Your task.
Whenever a line contains "Curves", include it in the count; reply with the number of such lines in the data and nothing else.

◇ ◇ ◇ ◇ ◇ ◇ ◇

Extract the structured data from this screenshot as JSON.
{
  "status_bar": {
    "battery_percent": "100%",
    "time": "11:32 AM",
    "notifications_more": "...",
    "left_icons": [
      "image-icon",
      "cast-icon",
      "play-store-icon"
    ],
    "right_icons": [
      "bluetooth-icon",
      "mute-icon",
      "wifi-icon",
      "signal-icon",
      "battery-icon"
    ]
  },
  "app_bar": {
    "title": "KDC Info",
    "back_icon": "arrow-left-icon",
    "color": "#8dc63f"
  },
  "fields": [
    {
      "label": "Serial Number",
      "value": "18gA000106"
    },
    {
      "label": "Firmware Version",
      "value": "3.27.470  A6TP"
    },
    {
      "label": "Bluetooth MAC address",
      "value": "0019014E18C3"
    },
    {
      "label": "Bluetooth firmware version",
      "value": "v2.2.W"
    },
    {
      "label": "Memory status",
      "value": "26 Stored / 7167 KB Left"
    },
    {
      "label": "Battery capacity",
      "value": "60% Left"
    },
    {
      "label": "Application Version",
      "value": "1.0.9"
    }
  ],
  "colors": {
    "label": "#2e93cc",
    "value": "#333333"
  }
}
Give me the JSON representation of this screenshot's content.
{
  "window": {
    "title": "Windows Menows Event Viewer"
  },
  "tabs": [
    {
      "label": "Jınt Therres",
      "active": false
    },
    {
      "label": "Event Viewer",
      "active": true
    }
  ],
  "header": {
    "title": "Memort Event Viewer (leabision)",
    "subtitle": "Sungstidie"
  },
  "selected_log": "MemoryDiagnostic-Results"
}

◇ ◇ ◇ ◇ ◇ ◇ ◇

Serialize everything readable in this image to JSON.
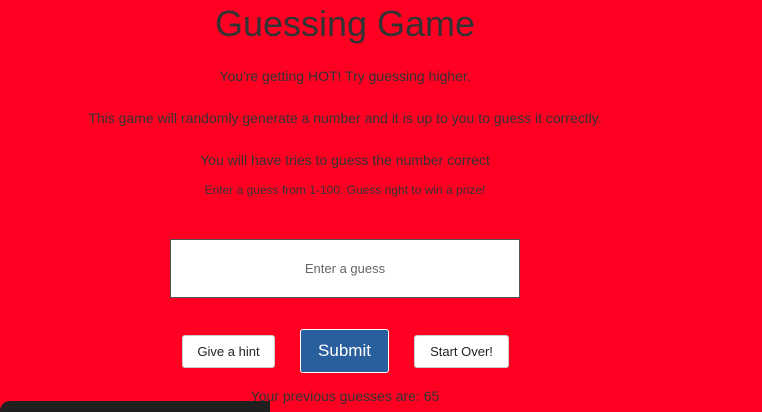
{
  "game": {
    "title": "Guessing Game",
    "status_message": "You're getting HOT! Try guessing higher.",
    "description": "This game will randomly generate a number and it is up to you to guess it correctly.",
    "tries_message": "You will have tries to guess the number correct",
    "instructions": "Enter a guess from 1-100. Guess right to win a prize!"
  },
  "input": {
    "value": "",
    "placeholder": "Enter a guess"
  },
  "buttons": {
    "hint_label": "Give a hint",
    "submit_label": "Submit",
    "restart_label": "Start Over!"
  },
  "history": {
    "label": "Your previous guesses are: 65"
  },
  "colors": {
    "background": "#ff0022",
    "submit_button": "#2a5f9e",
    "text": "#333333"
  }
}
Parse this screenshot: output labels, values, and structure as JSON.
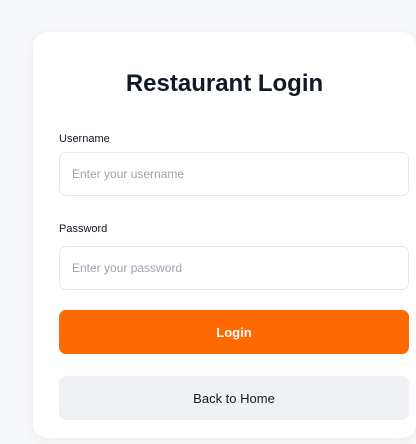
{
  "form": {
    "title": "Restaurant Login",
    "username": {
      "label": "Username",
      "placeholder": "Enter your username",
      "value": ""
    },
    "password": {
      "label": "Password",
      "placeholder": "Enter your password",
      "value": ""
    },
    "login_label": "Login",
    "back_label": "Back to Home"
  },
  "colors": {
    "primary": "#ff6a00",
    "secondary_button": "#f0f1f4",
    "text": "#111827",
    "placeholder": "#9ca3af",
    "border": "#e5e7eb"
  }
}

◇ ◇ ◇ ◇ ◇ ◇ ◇

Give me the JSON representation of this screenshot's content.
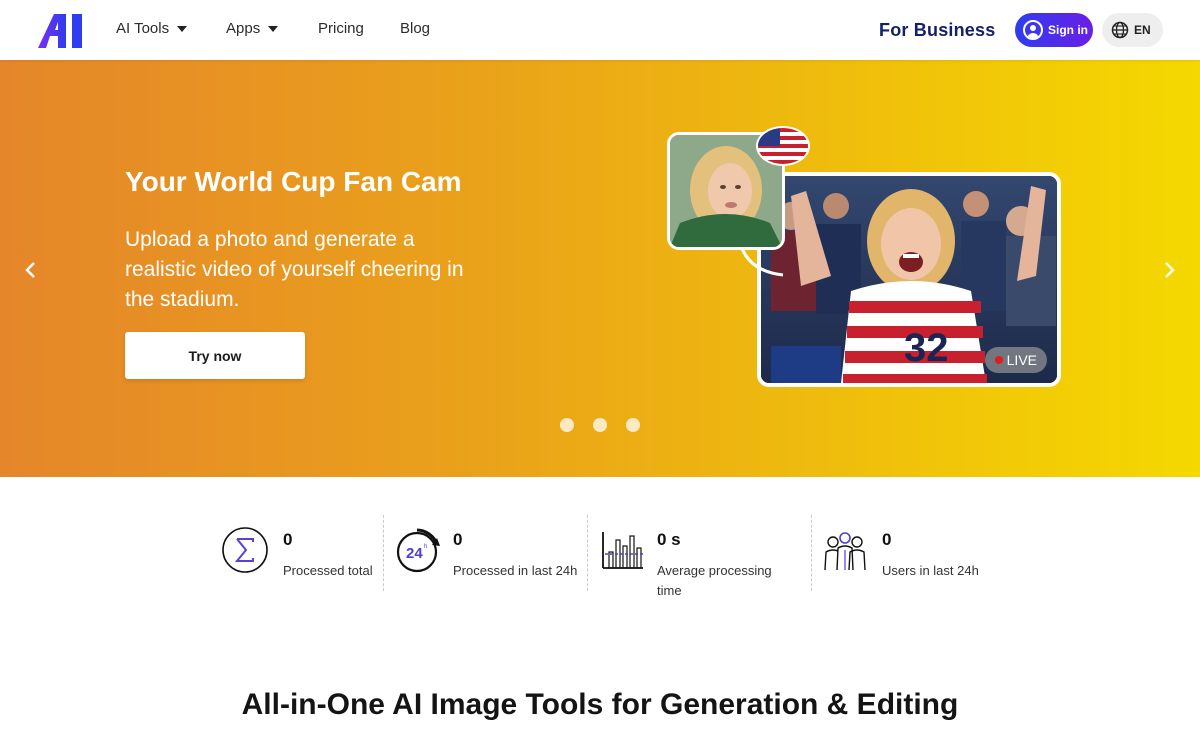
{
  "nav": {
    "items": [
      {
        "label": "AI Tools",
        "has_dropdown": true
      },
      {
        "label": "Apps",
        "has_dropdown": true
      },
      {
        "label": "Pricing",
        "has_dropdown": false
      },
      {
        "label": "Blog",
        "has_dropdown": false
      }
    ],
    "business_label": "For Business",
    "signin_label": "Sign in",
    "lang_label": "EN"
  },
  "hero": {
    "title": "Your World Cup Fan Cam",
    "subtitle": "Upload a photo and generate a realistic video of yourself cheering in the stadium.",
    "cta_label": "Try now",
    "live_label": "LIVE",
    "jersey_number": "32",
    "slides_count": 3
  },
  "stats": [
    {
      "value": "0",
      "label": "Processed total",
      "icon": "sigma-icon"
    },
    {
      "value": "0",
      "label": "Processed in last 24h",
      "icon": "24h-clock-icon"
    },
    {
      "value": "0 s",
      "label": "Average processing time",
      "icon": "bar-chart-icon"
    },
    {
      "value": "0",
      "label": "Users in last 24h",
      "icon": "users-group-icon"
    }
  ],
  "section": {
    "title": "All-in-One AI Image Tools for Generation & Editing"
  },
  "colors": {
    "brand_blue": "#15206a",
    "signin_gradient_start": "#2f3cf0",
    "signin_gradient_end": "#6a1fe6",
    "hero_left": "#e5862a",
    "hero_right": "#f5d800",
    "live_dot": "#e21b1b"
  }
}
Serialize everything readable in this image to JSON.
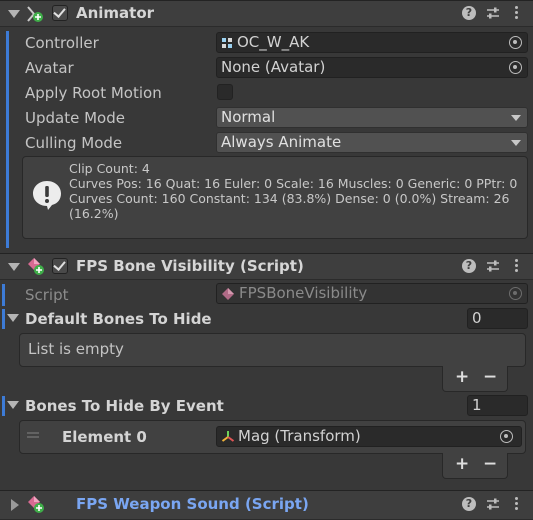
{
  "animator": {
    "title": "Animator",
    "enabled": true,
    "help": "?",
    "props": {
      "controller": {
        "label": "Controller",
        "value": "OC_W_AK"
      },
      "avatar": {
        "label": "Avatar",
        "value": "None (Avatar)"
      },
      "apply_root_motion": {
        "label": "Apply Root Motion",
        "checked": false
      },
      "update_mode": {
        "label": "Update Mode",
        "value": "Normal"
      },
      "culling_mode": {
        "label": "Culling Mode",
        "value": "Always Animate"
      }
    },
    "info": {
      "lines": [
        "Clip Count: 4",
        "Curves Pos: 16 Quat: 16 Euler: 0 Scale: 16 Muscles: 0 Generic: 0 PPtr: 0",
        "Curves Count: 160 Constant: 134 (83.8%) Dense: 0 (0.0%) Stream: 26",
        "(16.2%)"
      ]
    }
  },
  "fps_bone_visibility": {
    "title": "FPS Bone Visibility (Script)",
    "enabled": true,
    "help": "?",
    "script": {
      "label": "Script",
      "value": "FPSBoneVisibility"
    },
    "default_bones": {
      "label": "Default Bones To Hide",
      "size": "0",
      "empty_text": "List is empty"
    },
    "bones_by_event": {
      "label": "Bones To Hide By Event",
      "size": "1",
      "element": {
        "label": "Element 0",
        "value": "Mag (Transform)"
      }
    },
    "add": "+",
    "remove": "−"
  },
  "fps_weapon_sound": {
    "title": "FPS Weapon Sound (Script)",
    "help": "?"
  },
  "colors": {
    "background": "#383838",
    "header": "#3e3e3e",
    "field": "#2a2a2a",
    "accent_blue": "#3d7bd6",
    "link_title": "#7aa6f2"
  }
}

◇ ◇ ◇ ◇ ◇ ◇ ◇

Solution to this problem.
2